■ Supplied records
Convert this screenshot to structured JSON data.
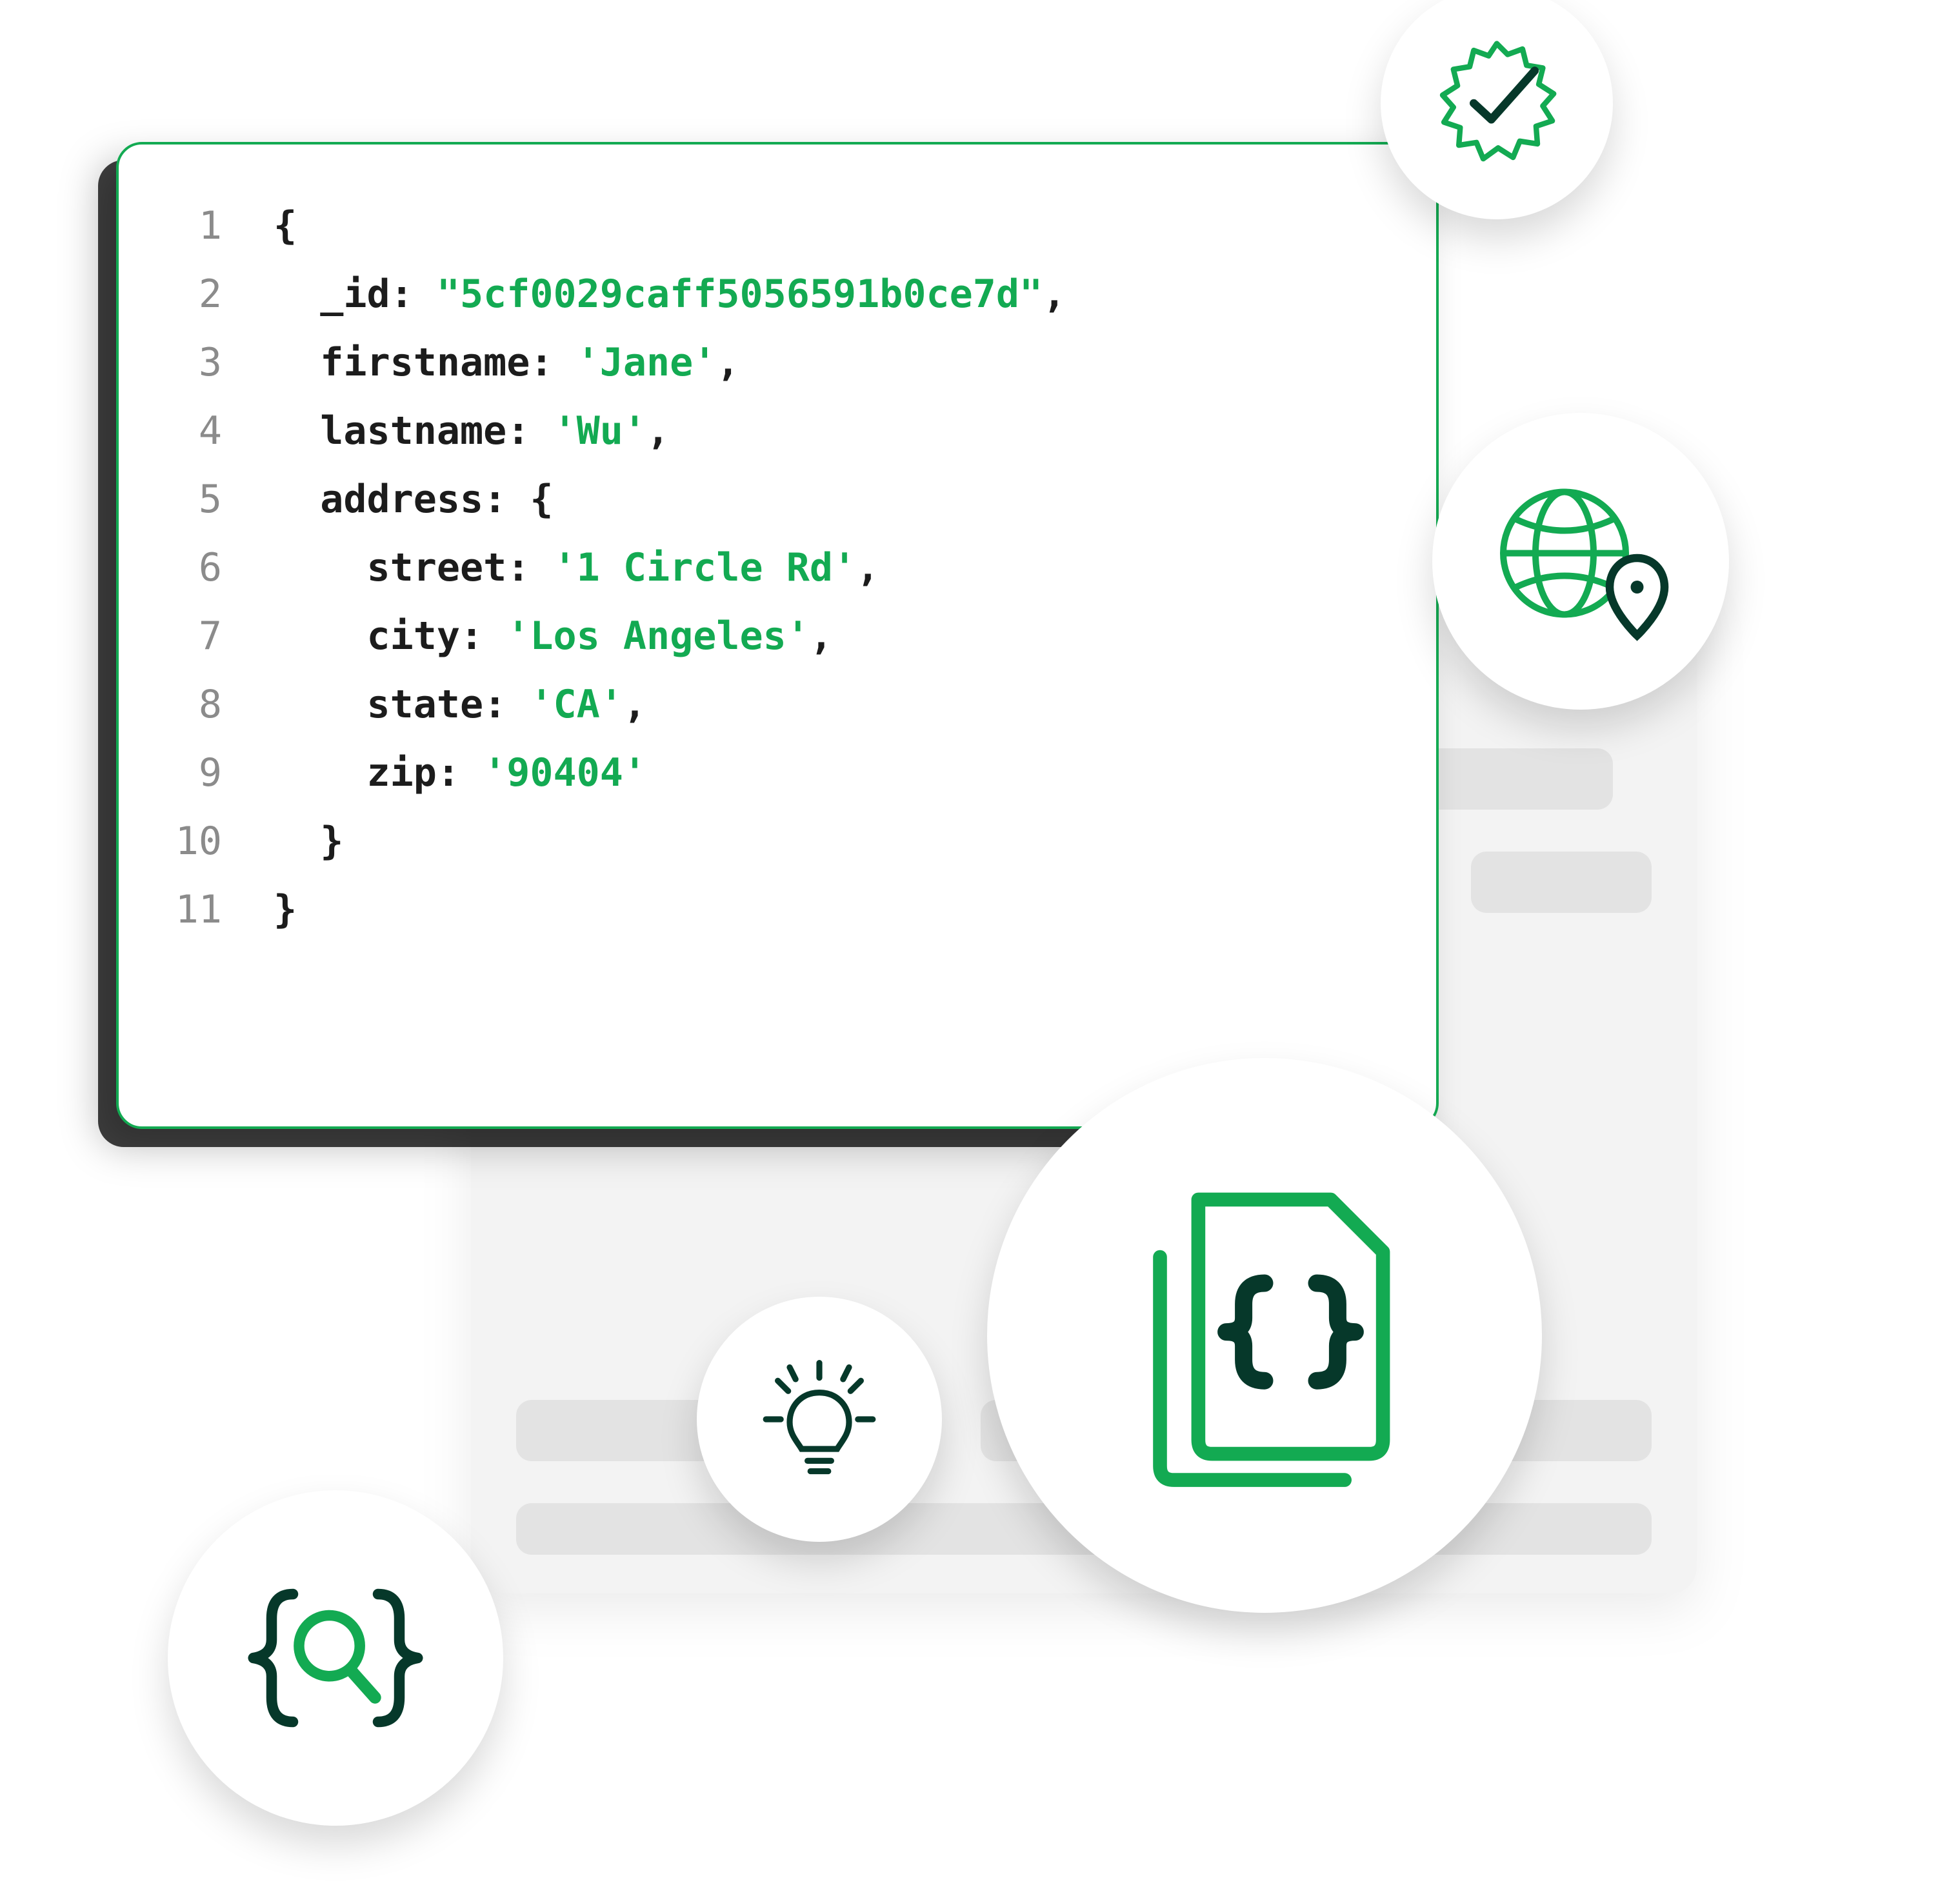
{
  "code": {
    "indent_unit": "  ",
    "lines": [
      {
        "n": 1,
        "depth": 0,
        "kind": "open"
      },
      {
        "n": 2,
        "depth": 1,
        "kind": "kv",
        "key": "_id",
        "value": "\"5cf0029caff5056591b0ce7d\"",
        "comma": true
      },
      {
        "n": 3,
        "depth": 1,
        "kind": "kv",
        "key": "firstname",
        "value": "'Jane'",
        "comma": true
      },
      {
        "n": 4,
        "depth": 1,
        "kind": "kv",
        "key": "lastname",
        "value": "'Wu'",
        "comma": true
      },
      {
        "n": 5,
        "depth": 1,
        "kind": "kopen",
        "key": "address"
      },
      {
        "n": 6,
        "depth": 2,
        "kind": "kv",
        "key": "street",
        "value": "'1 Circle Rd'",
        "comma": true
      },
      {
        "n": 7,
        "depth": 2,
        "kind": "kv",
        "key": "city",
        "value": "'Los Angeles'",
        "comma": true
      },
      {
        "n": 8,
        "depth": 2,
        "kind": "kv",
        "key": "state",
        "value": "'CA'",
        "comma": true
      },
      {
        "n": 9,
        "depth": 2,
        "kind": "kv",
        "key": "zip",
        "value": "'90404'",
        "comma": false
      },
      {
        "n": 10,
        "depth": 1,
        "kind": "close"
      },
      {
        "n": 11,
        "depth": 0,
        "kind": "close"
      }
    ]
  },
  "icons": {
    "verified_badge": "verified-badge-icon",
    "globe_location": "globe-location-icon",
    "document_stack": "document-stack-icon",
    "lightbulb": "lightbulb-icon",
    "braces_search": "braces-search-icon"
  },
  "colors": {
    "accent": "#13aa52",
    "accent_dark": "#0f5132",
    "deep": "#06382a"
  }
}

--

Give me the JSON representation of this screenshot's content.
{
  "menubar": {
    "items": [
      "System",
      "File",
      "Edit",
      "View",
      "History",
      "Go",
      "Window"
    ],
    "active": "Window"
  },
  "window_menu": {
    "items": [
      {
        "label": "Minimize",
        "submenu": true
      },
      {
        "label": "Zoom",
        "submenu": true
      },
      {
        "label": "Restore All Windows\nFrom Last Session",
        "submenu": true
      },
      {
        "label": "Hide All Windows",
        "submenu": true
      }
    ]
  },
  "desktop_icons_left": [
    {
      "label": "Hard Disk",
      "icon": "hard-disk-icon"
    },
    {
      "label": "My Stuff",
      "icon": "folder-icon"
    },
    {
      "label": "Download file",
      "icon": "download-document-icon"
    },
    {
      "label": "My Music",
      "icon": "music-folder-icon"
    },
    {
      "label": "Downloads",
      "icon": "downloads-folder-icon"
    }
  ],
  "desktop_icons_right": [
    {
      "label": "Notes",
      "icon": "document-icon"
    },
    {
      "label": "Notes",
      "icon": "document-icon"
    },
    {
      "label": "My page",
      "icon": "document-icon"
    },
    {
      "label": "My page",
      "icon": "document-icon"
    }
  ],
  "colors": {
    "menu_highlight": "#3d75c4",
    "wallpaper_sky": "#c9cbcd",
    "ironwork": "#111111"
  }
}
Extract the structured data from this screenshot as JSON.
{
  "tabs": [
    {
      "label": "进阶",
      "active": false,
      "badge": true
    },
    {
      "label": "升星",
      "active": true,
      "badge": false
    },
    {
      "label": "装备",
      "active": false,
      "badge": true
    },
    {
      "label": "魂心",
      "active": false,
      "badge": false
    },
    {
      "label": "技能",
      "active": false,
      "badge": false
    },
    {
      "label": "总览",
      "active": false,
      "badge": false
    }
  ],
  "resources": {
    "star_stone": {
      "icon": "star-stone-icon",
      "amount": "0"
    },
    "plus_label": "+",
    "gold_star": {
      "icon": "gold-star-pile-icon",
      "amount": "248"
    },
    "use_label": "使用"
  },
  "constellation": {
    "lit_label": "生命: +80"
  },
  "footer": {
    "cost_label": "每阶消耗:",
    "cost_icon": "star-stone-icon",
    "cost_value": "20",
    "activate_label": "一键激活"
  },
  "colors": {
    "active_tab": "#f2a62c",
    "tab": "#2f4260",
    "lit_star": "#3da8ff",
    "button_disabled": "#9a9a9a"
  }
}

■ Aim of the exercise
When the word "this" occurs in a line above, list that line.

■ Problem solution
Convert this screenshot to structured JSON data.
Give me the JSON representation of this screenshot's content.
Extract the structured data from this screenshot as JSON.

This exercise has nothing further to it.